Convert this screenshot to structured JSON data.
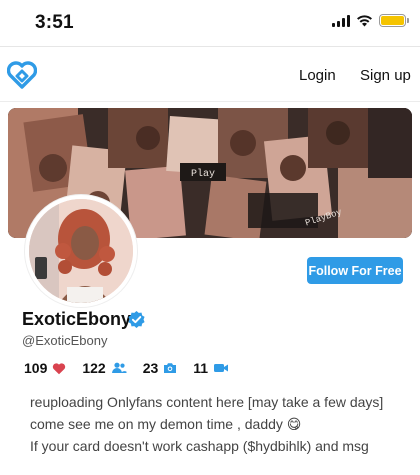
{
  "status_bar": {
    "time": "3:51",
    "battery_color": "#f5c400"
  },
  "nav": {
    "login_label": "Login",
    "signup_label": "Sign up",
    "logo_color": "#2f9be6"
  },
  "banner": {
    "tags": [
      "Play",
      "PlayBoy"
    ]
  },
  "profile": {
    "display_name": "ExoticEbony",
    "handle": "@ExoticEbony",
    "follow_label": "Follow For Free",
    "follow_color": "#2f9be6",
    "verified": true,
    "stats": [
      {
        "value": "109",
        "icon": "heart-icon"
      },
      {
        "value": "122",
        "icon": "users-icon"
      },
      {
        "value": "23",
        "icon": "camera-icon"
      },
      {
        "value": "11",
        "icon": "video-icon"
      }
    ],
    "bio_lines": [
      "reuploading Onlyfans content here  [may take a few days]",
      "come see me on my demon time , daddy 😋",
      "If your card doesn't work cashapp ($hydbihlk) and msg"
    ]
  }
}
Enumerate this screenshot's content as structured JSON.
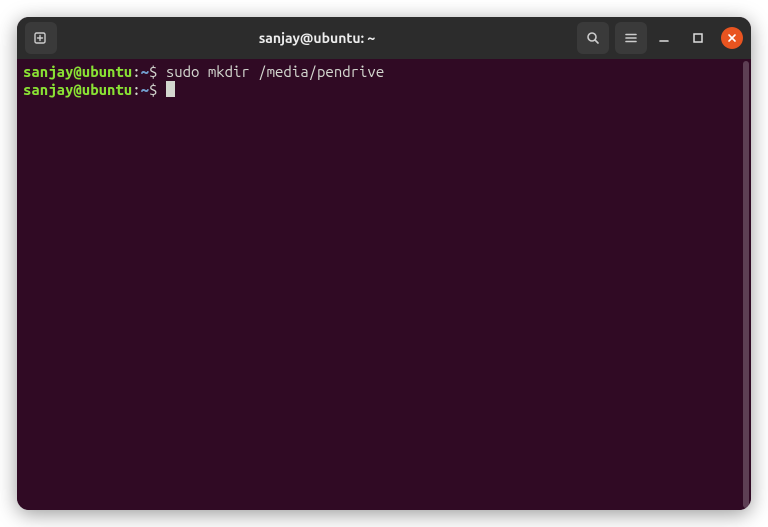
{
  "titlebar": {
    "title": "sanjay@ubuntu: ~"
  },
  "terminal": {
    "lines": [
      {
        "user_host": "sanjay@ubuntu",
        "colon": ":",
        "path": "~",
        "dollar": "$ ",
        "command": "sudo mkdir /media/pendrive"
      },
      {
        "user_host": "sanjay@ubuntu",
        "colon": ":",
        "path": "~",
        "dollar": "$ ",
        "command": ""
      }
    ]
  },
  "colors": {
    "window_bg": "#2c001e",
    "terminal_bg": "#300a24",
    "titlebar_bg": "#2c2c2c",
    "close_btn": "#e95420",
    "prompt_user": "#8ae234",
    "prompt_path": "#729fcf",
    "text": "#d3d7cf"
  }
}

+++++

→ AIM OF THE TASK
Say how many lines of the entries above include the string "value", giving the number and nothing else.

→ SOLUTION FOR THIS PROBLEM
4